▸ **Material for the task**
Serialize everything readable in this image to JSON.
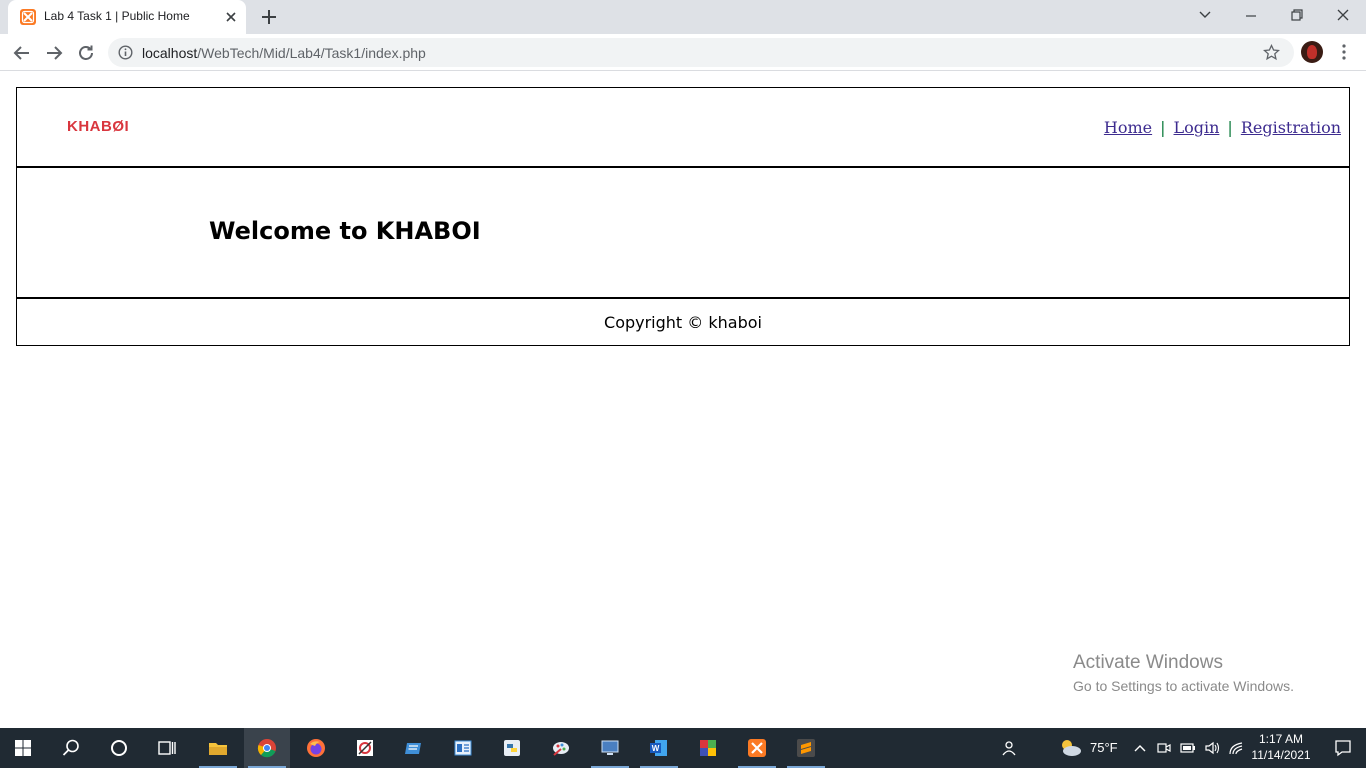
{
  "browser": {
    "tab_title": "Lab 4 Task 1 | Public Home",
    "url_host": "localhost",
    "url_path": "/WebTech/Mid/Lab4/Task1/index.php"
  },
  "site": {
    "logo": "KHABØI",
    "nav": [
      {
        "label": "Home"
      },
      {
        "label": "Login"
      },
      {
        "label": "Registration"
      }
    ],
    "separator": "|",
    "welcome": "Welcome to KHABOI",
    "footer": "Copyright © khaboi"
  },
  "watermark": {
    "title": "Activate Windows",
    "subtitle": "Go to Settings to activate Windows."
  },
  "taskbar": {
    "weather_temp": "75°F",
    "time": "1:17 AM",
    "date": "11/14/2021"
  },
  "colors": {
    "logo": "#d9363e",
    "nav_link": "#3d2b8f",
    "nav_separator": "#0a7a3a",
    "taskbar_bg": "#202a33"
  }
}
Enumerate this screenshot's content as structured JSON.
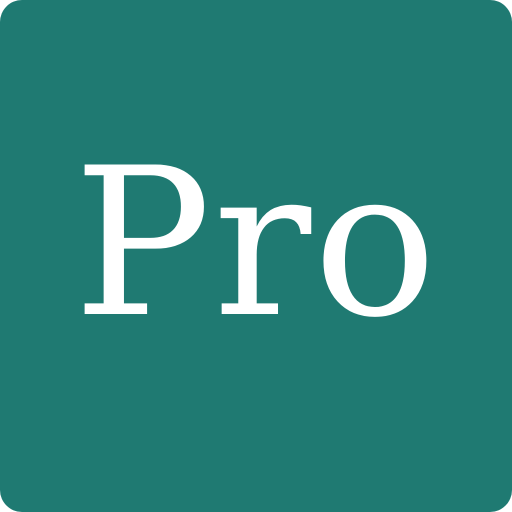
{
  "icon": {
    "label": "Pro",
    "background_color": "#1f7a72",
    "text_color": "#ffffff"
  }
}
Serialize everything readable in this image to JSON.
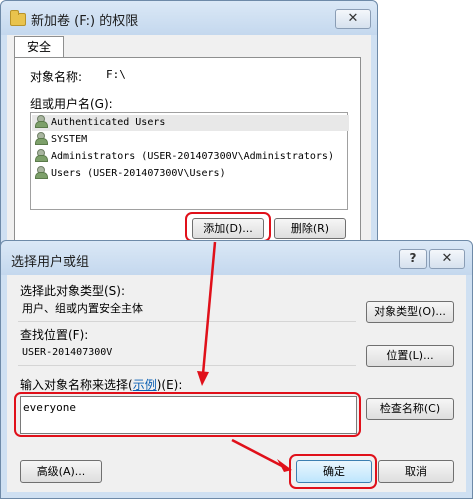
{
  "perm_window": {
    "title": "新加卷 (F:) 的权限",
    "close": "✕",
    "tab": "安全",
    "object_name_label": "对象名称:",
    "object_name_value": "F:\\",
    "group_label": "组或用户名(G):",
    "users": [
      "Authenticated Users",
      "SYSTEM",
      "Administrators (USER-201407300V\\Administrators)",
      "Users (USER-201407300V\\Users)"
    ],
    "add_button": "添加(D)...",
    "remove_button": "删除(R)"
  },
  "select_dialog": {
    "title": "选择用户或组",
    "help": "?",
    "close": "✕",
    "object_type_label": "选择此对象类型(S):",
    "object_type_value": "用户、组或内置安全主体",
    "object_type_button": "对象类型(O)...",
    "location_label": "查找位置(F):",
    "location_value": "USER-201407300V",
    "location_button": "位置(L)...",
    "enter_label_pre": "输入对象名称来选择(",
    "enter_label_link": "示例",
    "enter_label_post": ")(E):",
    "entered_name": "everyone",
    "check_names_button": "检查名称(C)",
    "advanced_button": "高级(A)...",
    "ok_button": "确定",
    "cancel_button": "取消"
  },
  "colors": {
    "annotation_red": "#e0101a"
  }
}
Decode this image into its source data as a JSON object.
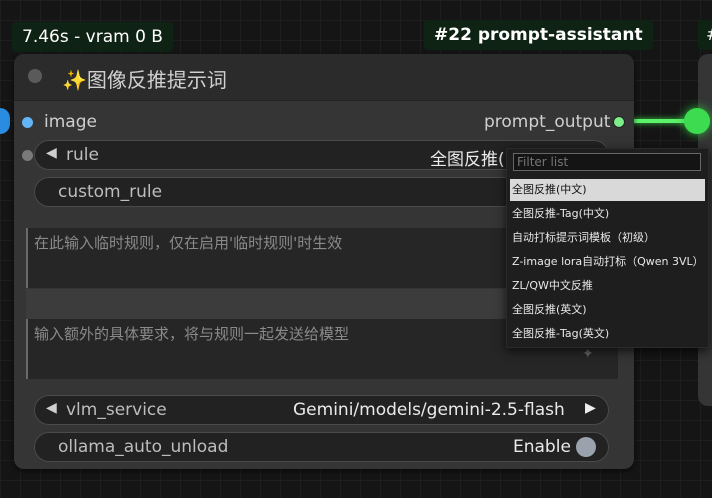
{
  "badges": {
    "stats": "7.46s - vram 0 B",
    "node_id_title": "#22 prompt-assistant",
    "right_partial": "#"
  },
  "node": {
    "title": "图像反推提示词",
    "title_icon": "sparkles-icon",
    "inputs": [
      {
        "label": "image",
        "color": "#64b5f6"
      }
    ],
    "outputs": [
      {
        "label": "prompt_output",
        "color": "#7dee8a"
      }
    ],
    "widgets": {
      "rule": {
        "label": "rule",
        "value": "全图反推(中文)"
      },
      "custom_rule": {
        "label": "custom_rule"
      },
      "custom_rule_text": {
        "placeholder": "在此输入临时规则，仅在启用'临时规则'时生效"
      },
      "extra_text": {
        "placeholder": "输入额外的具体要求，将与规则一起发送给模型"
      },
      "vlm_service": {
        "label": "vlm_service",
        "value": "Gemini/models/gemini-2.5-flash"
      },
      "ollama_auto_unload": {
        "label": "ollama_auto_unload",
        "value": "Enable"
      }
    }
  },
  "dropdown": {
    "filter_placeholder": "Filter list",
    "options": [
      "全图反推(中文)",
      "全图反推-Tag(中文)",
      "自动打标提示词模板（初级）",
      "Z-image lora自动打标（Qwen 3VL）",
      "ZL/QW中文反推",
      "全图反推(英文)",
      "全图反推-Tag(英文)"
    ],
    "selected_index": 0
  },
  "colors": {
    "link": "#5cf26a",
    "image_slot": "#64b5f6",
    "output_slot": "#7dee8a",
    "badge_bg": "#0f2314"
  }
}
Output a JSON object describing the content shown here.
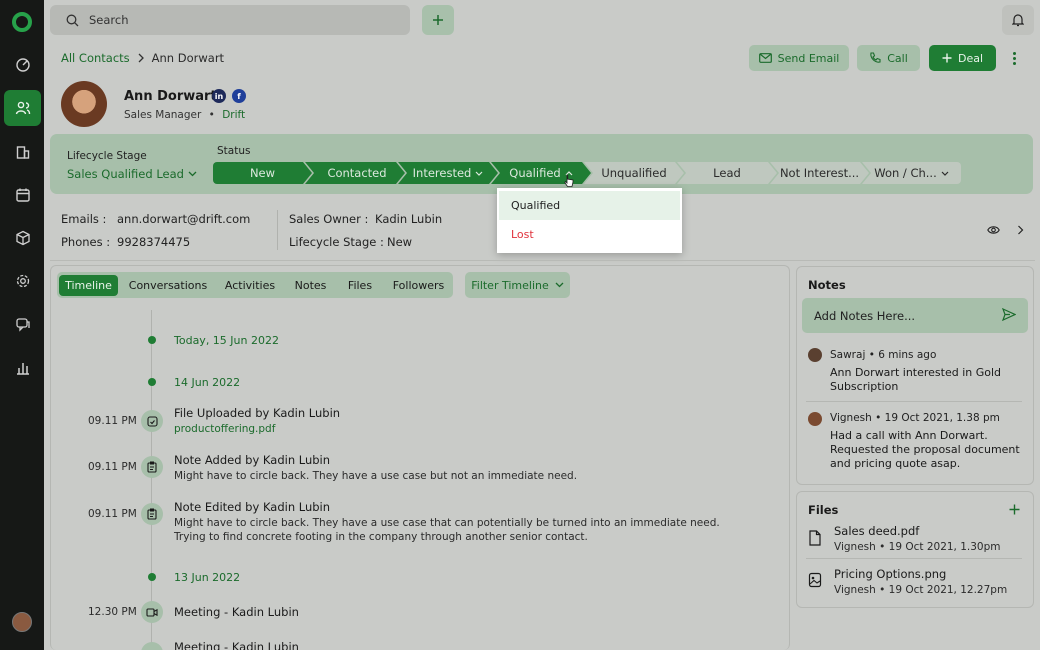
{
  "topbar": {
    "search_placeholder": "Search"
  },
  "breadcrumb": {
    "parent": "All Contacts",
    "current": "Ann Dorwart"
  },
  "actions": {
    "send_email": "Send Email",
    "call": "Call",
    "deal": "Deal"
  },
  "profile": {
    "name": "Ann Dorwart",
    "title": "Sales Manager",
    "separator": "•",
    "company": "Drift",
    "social": [
      "linkedin-icon",
      "facebook-icon"
    ]
  },
  "lifecycle": {
    "label": "Lifecycle Stage",
    "value": "Sales Qualified Lead"
  },
  "status": {
    "label": "Status",
    "stages": [
      "New",
      "Contacted",
      "Interested",
      "Qualified",
      "Unqualified",
      "Lead",
      "Not Interest...",
      "Won / Ch..."
    ],
    "current": "Qualified"
  },
  "dropdown": {
    "options": [
      "Qualified",
      "Lost"
    ],
    "selected": "Qualified"
  },
  "contact_info": {
    "emails_label": "Emails :",
    "email": "ann.dorwart@drift.com",
    "phones_label": "Phones :",
    "phone": "9928374475",
    "owner_label": "Sales Owner :",
    "owner": "Kadin Lubin",
    "stage_label": "Lifecycle Stage :",
    "stage": "New"
  },
  "timeline": {
    "tabs": [
      "Timeline",
      "Conversations",
      "Activities",
      "Notes",
      "Files",
      "Followers"
    ],
    "active_tab": "Timeline",
    "filter_label": "Filter Timeline",
    "dates": [
      "Today, 15 Jun 2022",
      "14 Jun 2022",
      "13 Jun 2022"
    ],
    "events": [
      {
        "time": "09.11 PM",
        "title": "File Uploaded by Kadin Lubin",
        "file": "productoffering.pdf"
      },
      {
        "time": "09.11 PM",
        "title": "Note Added by Kadin Lubin",
        "desc": "Might have to circle back. They have a use case but not an immediate need."
      },
      {
        "time": "09.11 PM",
        "title": "Note Edited by Kadin Lubin",
        "desc": "Might have to circle back. They have a use case that can potentially be turned into an immediate need. Trying to find concrete footing in the company through another senior contact."
      },
      {
        "time": "12.30 PM",
        "title": "Meeting - Kadin Lubin"
      },
      {
        "title": "Meeting - Kadin Lubin"
      }
    ]
  },
  "notes": {
    "title": "Notes",
    "input_placeholder": "Add Notes Here...",
    "items": [
      {
        "author": "Sawraj",
        "time": "• 6 mins ago",
        "text": "Ann Dorwart interested in Gold Subscription"
      },
      {
        "author": "Vignesh",
        "time": "•  19 Oct 2021, 1.38 pm",
        "text": "Had a call with Ann Dorwart. Requested the proposal document and pricing quote asap."
      }
    ]
  },
  "files": {
    "title": "Files",
    "items": [
      {
        "name": "Sales deed.pdf",
        "meta": "Vignesh  •  19 Oct 2021, 1.30pm"
      },
      {
        "name": "Pricing Options.png",
        "meta": "Vignesh  •  19 Oct 2021, 12.27pm"
      }
    ]
  },
  "colors": {
    "accent": "#1f7d34",
    "accent_light": "#a7bfaa",
    "danger": "#e0323c",
    "sidebar": "#161816"
  }
}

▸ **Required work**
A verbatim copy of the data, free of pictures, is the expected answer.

▸ **Answer**
Serialize everything readable in this image to JSON.
{
  "browser": {
    "tab_title": "Lab 4 Task 1 | Public Home",
    "url_host": "localhost",
    "url_path": "/WebTech/Mid/Lab4/Task1/index.php"
  },
  "site": {
    "logo": "KHABØI",
    "nav": [
      {
        "label": "Home"
      },
      {
        "label": "Login"
      },
      {
        "label": "Registration"
      }
    ],
    "separator": "|",
    "welcome": "Welcome to KHABOI",
    "footer": "Copyright © khaboi"
  },
  "watermark": {
    "title": "Activate Windows",
    "subtitle": "Go to Settings to activate Windows."
  },
  "taskbar": {
    "weather_temp": "75°F",
    "time": "1:17 AM",
    "date": "11/14/2021"
  },
  "colors": {
    "logo": "#d9363e",
    "nav_link": "#3d2b8f",
    "nav_separator": "#0a7a3a",
    "taskbar_bg": "#202a33"
  }
}
Enumerate this screenshot's content as structured JSON.
{
  "icon": {
    "label": "Pro",
    "background_color": "#1f7a72",
    "text_color": "#ffffff"
  }
}
Serialize everything readable in this image to JSON.
{
  "perm_window": {
    "title": "新加卷 (F:) 的权限",
    "close": "✕",
    "tab": "安全",
    "object_name_label": "对象名称:",
    "object_name_value": "F:\\",
    "group_label": "组或用户名(G):",
    "users": [
      "Authenticated Users",
      "SYSTEM",
      "Administrators (USER-201407300V\\Administrators)",
      "Users (USER-201407300V\\Users)"
    ],
    "add_button": "添加(D)...",
    "remove_button": "删除(R)"
  },
  "select_dialog": {
    "title": "选择用户或组",
    "help": "?",
    "close": "✕",
    "object_type_label": "选择此对象类型(S):",
    "object_type_value": "用户、组或内置安全主体",
    "object_type_button": "对象类型(O)...",
    "location_label": "查找位置(F):",
    "location_value": "USER-201407300V",
    "location_button": "位置(L)...",
    "enter_label_pre": "输入对象名称来选择(",
    "enter_label_link": "示例",
    "enter_label_post": ")(E):",
    "entered_name": "everyone",
    "check_names_button": "检查名称(C)",
    "advanced_button": "高级(A)...",
    "ok_button": "确定",
    "cancel_button": "取消"
  },
  "colors": {
    "annotation_red": "#e0101a"
  }
}
Decode this image into its source data as a JSON object.
{
  "badges": {
    "stats": "7.46s - vram 0 B",
    "node_id_title": "#22 prompt-assistant",
    "right_partial": "#"
  },
  "node": {
    "title": "图像反推提示词",
    "title_icon": "sparkles-icon",
    "inputs": [
      {
        "label": "image",
        "color": "#64b5f6"
      }
    ],
    "outputs": [
      {
        "label": "prompt_output",
        "color": "#7dee8a"
      }
    ],
    "widgets": {
      "rule": {
        "label": "rule",
        "value": "全图反推(中文)"
      },
      "custom_rule": {
        "label": "custom_rule"
      },
      "custom_rule_text": {
        "placeholder": "在此输入临时规则，仅在启用'临时规则'时生效"
      },
      "extra_text": {
        "placeholder": "输入额外的具体要求，将与规则一起发送给模型"
      },
      "vlm_service": {
        "label": "vlm_service",
        "value": "Gemini/models/gemini-2.5-flash"
      },
      "ollama_auto_unload": {
        "label": "ollama_auto_unload",
        "value": "Enable"
      }
    }
  },
  "dropdown": {
    "filter_placeholder": "Filter list",
    "options": [
      "全图反推(中文)",
      "全图反推-Tag(中文)",
      "自动打标提示词模板（初级）",
      "Z-image lora自动打标（Qwen 3VL）",
      "ZL/QW中文反推",
      "全图反推(英文)",
      "全图反推-Tag(英文)"
    ],
    "selected_index": 0
  },
  "colors": {
    "link": "#5cf26a",
    "image_slot": "#64b5f6",
    "output_slot": "#7dee8a",
    "badge_bg": "#0f2314"
  }
}
Output a JSON object describing the content shown here.
{
  "topbar": {
    "search_placeholder": "Search"
  },
  "breadcrumb": {
    "parent": "All Contacts",
    "current": "Ann Dorwart"
  },
  "actions": {
    "send_email": "Send Email",
    "call": "Call",
    "deal": "Deal"
  },
  "profile": {
    "name": "Ann Dorwart",
    "title": "Sales Manager",
    "separator": "•",
    "company": "Drift",
    "social": [
      "linkedin-icon",
      "facebook-icon"
    ]
  },
  "lifecycle": {
    "label": "Lifecycle Stage",
    "value": "Sales Qualified Lead"
  },
  "status": {
    "label": "Status",
    "stages": [
      "New",
      "Contacted",
      "Interested",
      "Qualified",
      "Unqualified",
      "Lead",
      "Not Interest...",
      "Won / Ch..."
    ],
    "current": "Qualified"
  },
  "dropdown": {
    "options": [
      "Qualified",
      "Lost"
    ],
    "selected": "Qualified"
  },
  "contact_info": {
    "emails_label": "Emails :",
    "email": "ann.dorwart@drift.com",
    "phones_label": "Phones :",
    "phone": "9928374475",
    "owner_label": "Sales Owner :",
    "owner": "Kadin Lubin",
    "stage_label": "Lifecycle Stage :",
    "stage": "New"
  },
  "timeline": {
    "tabs": [
      "Timeline",
      "Conversations",
      "Activities",
      "Notes",
      "Files",
      "Followers"
    ],
    "active_tab": "Timeline",
    "filter_label": "Filter Timeline",
    "dates": [
      "Today, 15 Jun 2022",
      "14 Jun 2022",
      "13 Jun 2022"
    ],
    "events": [
      {
        "time": "09.11 PM",
        "title": "File Uploaded by Kadin Lubin",
        "file": "productoffering.pdf"
      },
      {
        "time": "09.11 PM",
        "title": "Note Added by Kadin Lubin",
        "desc": "Might have to circle back. They have a use case but not an immediate need."
      },
      {
        "time": "09.11 PM",
        "title": "Note Edited by Kadin Lubin",
        "desc": "Might have to circle back. They have a use case that can potentially be turned into an immediate need. Trying to find concrete footing in the company through another senior contact."
      },
      {
        "time": "12.30 PM",
        "title": "Meeting - Kadin Lubin"
      },
      {
        "title": "Meeting - Kadin Lubin"
      }
    ]
  },
  "notes": {
    "title": "Notes",
    "input_placeholder": "Add Notes Here...",
    "items": [
      {
        "author": "Sawraj",
        "time": "• 6 mins ago",
        "text": "Ann Dorwart interested in Gold Subscription"
      },
      {
        "author": "Vignesh",
        "time": "•  19 Oct 2021, 1.38 pm",
        "text": "Had a call with Ann Dorwart. Requested the proposal document and pricing quote asap."
      }
    ]
  },
  "files": {
    "title": "Files",
    "items": [
      {
        "name": "Sales deed.pdf",
        "meta": "Vignesh  •  19 Oct 2021, 1.30pm"
      },
      {
        "name": "Pricing Options.png",
        "meta": "Vignesh  •  19 Oct 2021, 12.27pm"
      }
    ]
  },
  "colors": {
    "accent": "#1f7d34",
    "accent_light": "#a7bfaa",
    "danger": "#e0323c",
    "sidebar": "#161816"
  }
}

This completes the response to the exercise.